In one of your posts you said, “If men have one complaint about women, it’s that every detail of a relationship needs to be dissected and analyzed to death.” Well, in my relationship, that’s my boyfriend, NOT me. Every time there’s an issue he needs to go back to it and pick it apart. Every time I say, “hey this thing you do is annoying”, he won’t want to have a general conversation about it, he’ll want me to dig deep into the archives and pull out a ton of examples. It is always what I consider a menial issue. He’s a sweet guy. He’s very attentive, very kind, giving, and a good listener, but this argument style makes him so unmasculine to me and seriously puts my attraction in question. He has expressed to me that he wants us to get married but I don’t know if this is something I can get through. Do you think the good outweighs the bad here? Or is this a reason to walk…
ANY reason is a reason to walk.
Really. It is. Whatever you turn into a dealbreaker can become a dealbreaker.
I think what you’re asking is whether this is a valid dealbreaker or not.
Such decisions are highly personal.
In general, I separate valid dealbreakers from invalid ones with a simple formula:
How important is it in the grand scheme of things? Can I live with the status quo for the rest of my life?
Let’s consider a few examples where reasonable people can disagree.
How important is this?
A friend of mine is married to a woman who never performs oral sex. To him, this is something that is negotiable. To me, it was not. I’m having sex with one person for the rest of my life; the least I can do is enjoy it.
Another friend of mine insists on marrying someone Jewish. To him, this is important. To me, it’s not. My wife can believe whatever she wants as long as she doesn’t impose her religion on me. I don’t need likeminded. I need agreeable. Again, a personal decision.
You don’t owe this guy a lifetime commitment just because he’s kind and giving. You should feel buoyed in his presence, not drained.
I just had lunch with a guy who insists on dating women under 30 because he wants children. I get it. But pointed out to him that my wife had kids at 41 and 42 and my sister just had her second child at 40. Since I was more flexible with my deal breakers, I had a lot more women to choose from.
We can go on with this forever.
Do you want a man over six feet tall? Sure. Do you NEED a man over six feet tall? Probably not.
Tall is attractive, but tall men are not nicer, more flexible, more sensitive, or better communicators. They are just better able to change lightbulbs.

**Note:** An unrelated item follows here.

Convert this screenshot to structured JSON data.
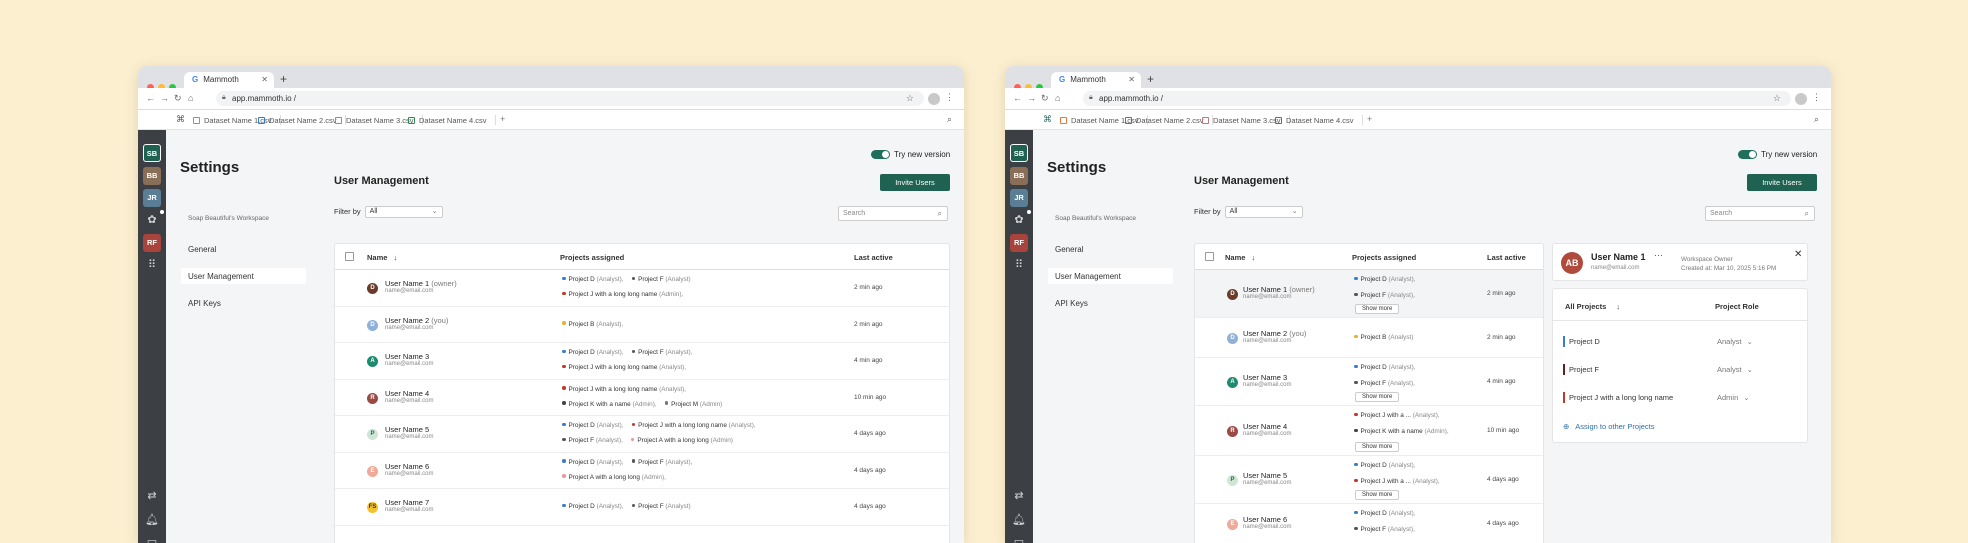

Can I live with the status quo for the rest of my life?
It’s a similarly personal choice, but I think the answer is a little clearer.
My wife is perpetually late. I don’t love it, but I choose to deal with it. I’d rather be with my late wife than single and looking for someone JUST like my wife who is not late.

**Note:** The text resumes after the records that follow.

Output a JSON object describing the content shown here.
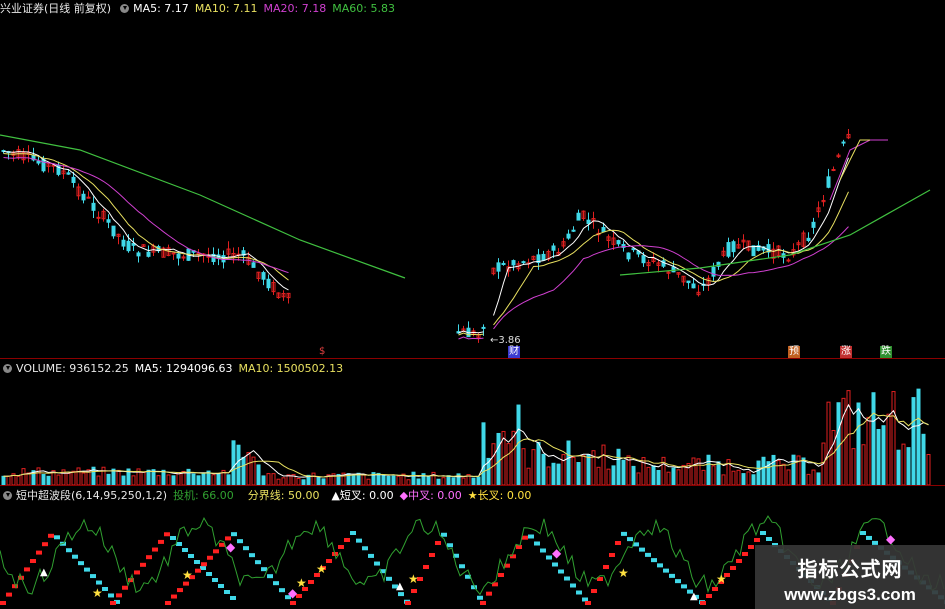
{
  "colors": {
    "up": "#e02020",
    "down": "#40d8e8",
    "ma5": "#ffffff",
    "ma10": "#e8e060",
    "ma20": "#d040d0",
    "ma60": "#40c040",
    "sep": "#8b0000",
    "osc_up": "#ff2020",
    "osc_down": "#40d8e8",
    "osc_line": "#30a030"
  },
  "price_legend": {
    "title": "兴业证券(日线 前复权)",
    "ma5": "MA5: 7.17",
    "ma10": "MA10: 7.11",
    "ma20": "MA20: 7.18",
    "ma60": "MA60: 5.83"
  },
  "price_annotations": {
    "low_label": "←3.86",
    "events": [
      "$",
      "财",
      "预",
      "涨",
      "跌"
    ]
  },
  "volume_legend": {
    "label": "VOLUME: 936152.25",
    "ma5": "MA5: 1294096.63",
    "ma10": "MA10: 1500502.13"
  },
  "osc_legend": {
    "title": "短中超波段(6,14,95,250,1,2)",
    "tz": "投机: 66.00",
    "fjx": "分界线: 50.00",
    "short": "▲短叉: 0.00",
    "mid": "◆中叉: 0.00",
    "long": "★长叉: 0.00"
  },
  "watermark": {
    "cn": "指标公式网",
    "url": "www.zbgs3.com"
  }
}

I am very argumentative. My wife doesn’t love it, but she chooses to deal with it. She’d rather be married to me than on Match.com, trying to find a similarly bright and ambitious guy who is less opinionated.

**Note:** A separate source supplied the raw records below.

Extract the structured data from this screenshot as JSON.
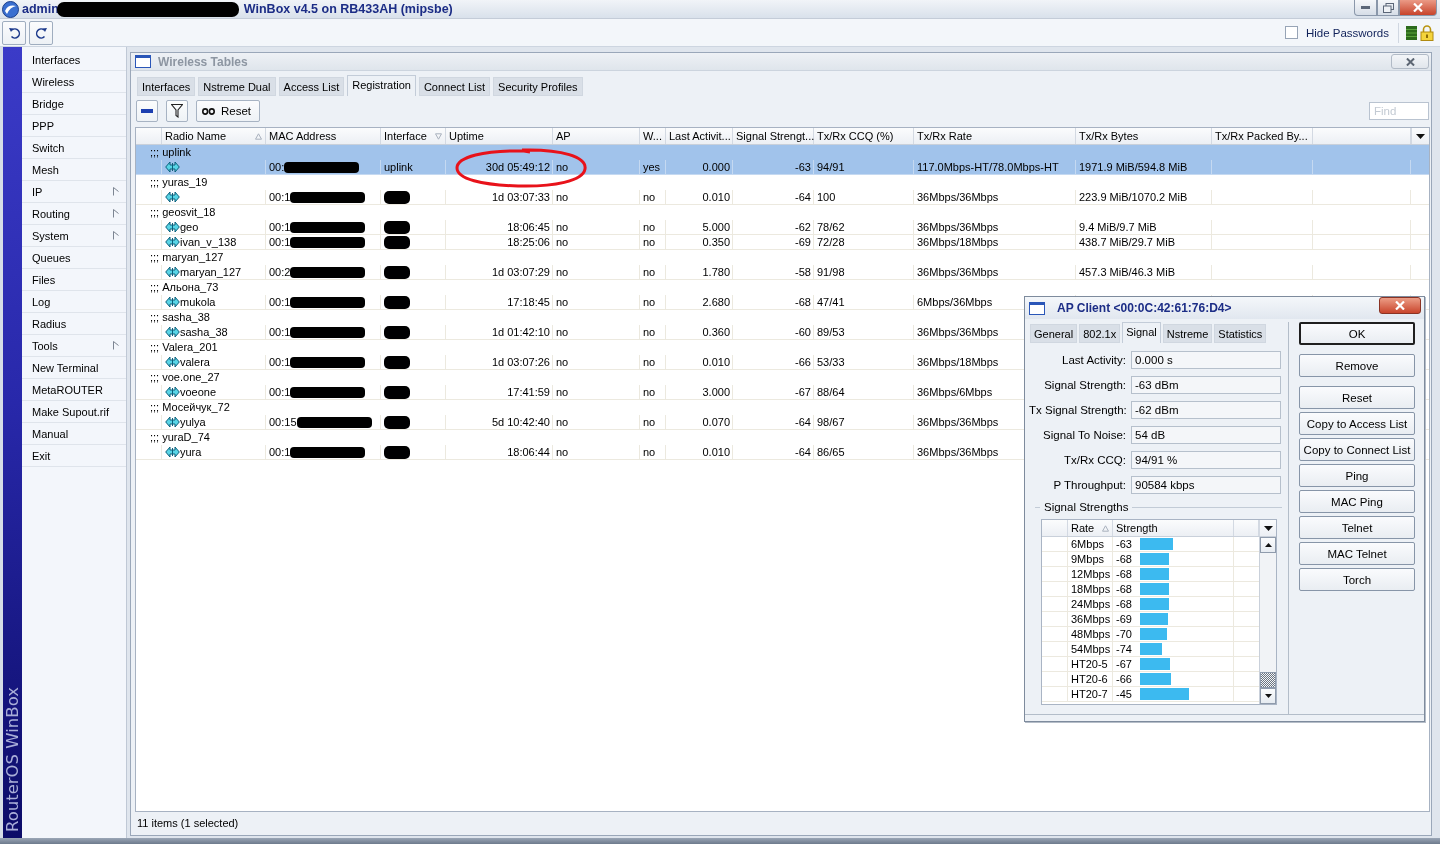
{
  "window": {
    "user": "admin",
    "title": "WinBox v4.5 on RB433AH (mipsbe)"
  },
  "toolbar": {
    "hide_passwords": {
      "label": "Hide Passwords",
      "checked": false
    }
  },
  "sidebar": {
    "brand": "RouterOS WinBox",
    "items": [
      {
        "label": "Interfaces",
        "submenu": false
      },
      {
        "label": "Wireless",
        "submenu": false
      },
      {
        "label": "Bridge",
        "submenu": false
      },
      {
        "label": "PPP",
        "submenu": false
      },
      {
        "label": "Switch",
        "submenu": false
      },
      {
        "label": "Mesh",
        "submenu": false
      },
      {
        "label": "IP",
        "submenu": true
      },
      {
        "label": "Routing",
        "submenu": true
      },
      {
        "label": "System",
        "submenu": true
      },
      {
        "label": "Queues",
        "submenu": false
      },
      {
        "label": "Files",
        "submenu": false
      },
      {
        "label": "Log",
        "submenu": false
      },
      {
        "label": "Radius",
        "submenu": false
      },
      {
        "label": "Tools",
        "submenu": true
      },
      {
        "label": "New Terminal",
        "submenu": false
      },
      {
        "label": "MetaROUTER",
        "submenu": false
      },
      {
        "label": "Make Supout.rif",
        "submenu": false
      },
      {
        "label": "Manual",
        "submenu": false
      },
      {
        "label": "Exit",
        "submenu": false
      }
    ]
  },
  "tables_window": {
    "title": "Wireless Tables",
    "tabs": [
      {
        "label": "Interfaces",
        "selected": false
      },
      {
        "label": "Nstreme Dual",
        "selected": false
      },
      {
        "label": "Access List",
        "selected": false
      },
      {
        "label": "Registration",
        "selected": true
      },
      {
        "label": "Connect List",
        "selected": false
      },
      {
        "label": "Security Profiles",
        "selected": false
      }
    ],
    "reset_label": "Reset",
    "find_placeholder": "Find",
    "columns": [
      {
        "label": "Radio Name",
        "sorted": true,
        "descending": false
      },
      {
        "label": "MAC Address",
        "sorted": false
      },
      {
        "label": "Interface",
        "sorted": true,
        "descending": true
      },
      {
        "label": "Uptime",
        "sorted": false
      },
      {
        "label": "AP",
        "sorted": false
      },
      {
        "label": "W...",
        "sorted": false
      },
      {
        "label": "Last Activit...",
        "sorted": false
      },
      {
        "label": "Signal Strengt...",
        "sorted": false
      },
      {
        "label": "Tx/Rx CCQ (%)",
        "sorted": false
      },
      {
        "label": "Tx/Rx Rate",
        "sorted": false
      },
      {
        "label": "Tx/Rx Bytes",
        "sorted": false
      },
      {
        "label": "Tx/Rx Packed By...",
        "sorted": false
      }
    ],
    "rows": [
      {
        "comment": ";;; uplink",
        "mac": "00:",
        "interface": "uplink",
        "uptime": "30d 05:49:12",
        "ap": "no",
        "w": "yes",
        "last_activity": "0.000",
        "signal": "-63",
        "ccq": "94/91",
        "rate": "117.0Mbps-HT/78.0Mbps-HT",
        "bytes": "1971.9 MiB/594.8 MiB",
        "selected": true
      },
      {
        "comment": ";;; yuras_19",
        "mac": "00:1",
        "uptime": "1d 03:07:33",
        "ap": "no",
        "w": "no",
        "last_activity": "0.010",
        "signal": "-64",
        "ccq": "100",
        "rate": "36Mbps/36Mbps",
        "bytes": "223.9 MiB/1070.2 MiB",
        "selected": false
      },
      {
        "comment": ";;; geosvit_18",
        "radio_name": "geo",
        "mac": "00:1",
        "uptime": "18:06:45",
        "ap": "no",
        "w": "no",
        "last_activity": "5.000",
        "signal": "-62",
        "ccq": "78/62",
        "rate": "36Mbps/36Mbps",
        "bytes": "9.4 MiB/9.7 MiB",
        "selected": false
      },
      {
        "radio_name": "ivan_v_138",
        "mac": "00:1",
        "uptime": "18:25:06",
        "ap": "no",
        "w": "no",
        "last_activity": "0.350",
        "signal": "-69",
        "ccq": "72/28",
        "rate": "36Mbps/18Mbps",
        "bytes": "438.7 MiB/29.7 MiB",
        "selected": false
      },
      {
        "comment": ";;; maryan_127",
        "radio_name": "maryan_127",
        "mac": "00:2",
        "uptime": "1d 03:07:29",
        "ap": "no",
        "w": "no",
        "last_activity": "1.780",
        "signal": "-58",
        "ccq": "91/98",
        "rate": "36Mbps/36Mbps",
        "bytes": "457.3 MiB/46.3 MiB",
        "selected": false
      },
      {
        "comment": ";;; Альона_73",
        "radio_name": "mukola",
        "mac": "00:1",
        "uptime": "17:18:45",
        "ap": "no",
        "w": "no",
        "last_activity": "2.680",
        "signal": "-68",
        "ccq": "47/41",
        "rate": "6Mbps/36Mbps",
        "selected": false
      },
      {
        "comment": ";;; sasha_38",
        "radio_name": "sasha_38",
        "mac": "00:1",
        "uptime": "1d 01:42:10",
        "ap": "no",
        "w": "no",
        "last_activity": "0.360",
        "signal": "-60",
        "ccq": "89/53",
        "rate": "36Mbps/36Mbps",
        "selected": false
      },
      {
        "comment": ";;; Valera_201",
        "radio_name": "valera",
        "mac": "00:1",
        "uptime": "1d 03:07:26",
        "ap": "no",
        "w": "no",
        "last_activity": "0.010",
        "signal": "-66",
        "ccq": "53/33",
        "rate": "36Mbps/18Mbps",
        "selected": false
      },
      {
        "comment": ";;; voe.one_27",
        "radio_name": "voeone",
        "mac": "00:1",
        "uptime": "17:41:59",
        "ap": "no",
        "w": "no",
        "last_activity": "3.000",
        "signal": "-67",
        "ccq": "88/64",
        "rate": "36Mbps/6Mbps",
        "selected": false
      },
      {
        "comment": ";;; Мосейчук_72",
        "radio_name": "yulya",
        "mac": "00:15",
        "uptime": "5d 10:42:40",
        "ap": "no",
        "w": "no",
        "last_activity": "0.070",
        "signal": "-64",
        "ccq": "98/67",
        "rate": "36Mbps/36Mbps",
        "selected": false
      },
      {
        "comment": ";;; yuraD_74",
        "radio_name": "yura",
        "mac": "00:1",
        "uptime": "18:06:44",
        "ap": "no",
        "w": "no",
        "last_activity": "0.010",
        "signal": "-64",
        "ccq": "86/65",
        "rate": "36Mbps/36Mbps",
        "selected": false
      }
    ],
    "status": "11 items (1 selected)"
  },
  "ap_client": {
    "title": "AP Client <00:0C:42:61:76:D4>",
    "tabs": [
      {
        "label": "General",
        "selected": false
      },
      {
        "label": "802.1x",
        "selected": false
      },
      {
        "label": "Signal",
        "selected": true
      },
      {
        "label": "Nstreme",
        "selected": false
      },
      {
        "label": "Statistics",
        "selected": false
      }
    ],
    "fields": [
      {
        "label": "Last Activity:",
        "value": "0.000 s"
      },
      {
        "label": "Signal Strength:",
        "value": "-63 dBm"
      },
      {
        "label": "Tx Signal Strength:",
        "value": "-62 dBm"
      },
      {
        "label": "Signal To Noise:",
        "value": "54 dB"
      },
      {
        "label": "Tx/Rx CCQ:",
        "value": "94/91 %"
      },
      {
        "label": "P Throughput:",
        "value": "90584 kbps"
      }
    ],
    "group_title": "Signal Strengths",
    "columns": [
      {
        "label": "Rate",
        "sorted": true,
        "descending": false
      },
      {
        "label": "Strength",
        "sorted": false
      }
    ],
    "strengths": [
      {
        "rate": "6Mbps",
        "value": "-63",
        "level": 0.36
      },
      {
        "rate": "9Mbps",
        "value": "-68",
        "level": 0.31
      },
      {
        "rate": "12Mbps",
        "value": "-68",
        "level": 0.31
      },
      {
        "rate": "18Mbps",
        "value": "-68",
        "level": 0.31
      },
      {
        "rate": "24Mbps",
        "value": "-68",
        "level": 0.31
      },
      {
        "rate": "36Mbps",
        "value": "-69",
        "level": 0.3
      },
      {
        "rate": "48Mbps",
        "value": "-70",
        "level": 0.29
      },
      {
        "rate": "54Mbps",
        "value": "-74",
        "level": 0.24
      },
      {
        "rate": "HT20-5",
        "value": "-67",
        "level": 0.32
      },
      {
        "rate": "HT20-6",
        "value": "-66",
        "level": 0.33
      },
      {
        "rate": "HT20-7",
        "value": "-45",
        "level": 0.53
      }
    ],
    "buttons": [
      {
        "label": "OK",
        "default": true
      },
      {
        "label": "Remove",
        "default": false
      },
      {
        "label": "Reset",
        "default": false
      },
      {
        "label": "Copy to Access List",
        "default": false
      },
      {
        "label": "Copy to Connect List",
        "default": false
      },
      {
        "label": "Ping",
        "default": false
      },
      {
        "label": "MAC Ping",
        "default": false
      },
      {
        "label": "Telnet",
        "default": false
      },
      {
        "label": "MAC Telnet",
        "default": false
      },
      {
        "label": "Torch",
        "default": false
      }
    ]
  }
}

That’s how marriages work.
Let’s assume this guy will be this way for the rest of his life. If you can deal with that, stay. If you can’t, leave. There is no third option.
DO YOU WANT TO FIX YOUR BROKEN MAN-PICKER?
The issue with your boyfriend, Hana, seems to run a little bit deeper. This isn’t about the clothes he wears, the music he listens to, or the way he leaves his dishes in the sink.
This is about everything.
Your boyfriend is anxious and insecure. This affects your respect for him, your attraction to him, and the way you interact as a couple. In short, anxious and insecure people — however nice they might be — tend to be a real energy drain. They’re hypersensitive to everything and while they’re technically entitled to dissect every word you say and constantly talk “about us,” you’re equally entitled to find a partner who doesn’t carry himself this way.
In other words, you don’t owe this guy a lifetime commitment just because he’s kind and giving. You should feel buoyed in his presence, not drained.
I know that anxious and insecure people will disagree, just as mentally ill people disagreed with me when I wrote that healthy people with choices will usually choose other healthy people.
Listen, I don’t know you from Adam. I don’t know if you’re constantly tearing him down with various “you’re annoying” comments, which would make you equally hard to live with. Maybe you’re the nitpicker and he’s merely defending himself. Maybe if he wrote me this email, I’d tell him to dump you and your constant negativity. That’s the limits of giving advice to anonymous strangers.
But I stand on my initial premise:
Let’s assume this guy will be this way for the rest of his life.
If you can deal with that, stay.
If you can’t deal with that, leave.
There is no third option.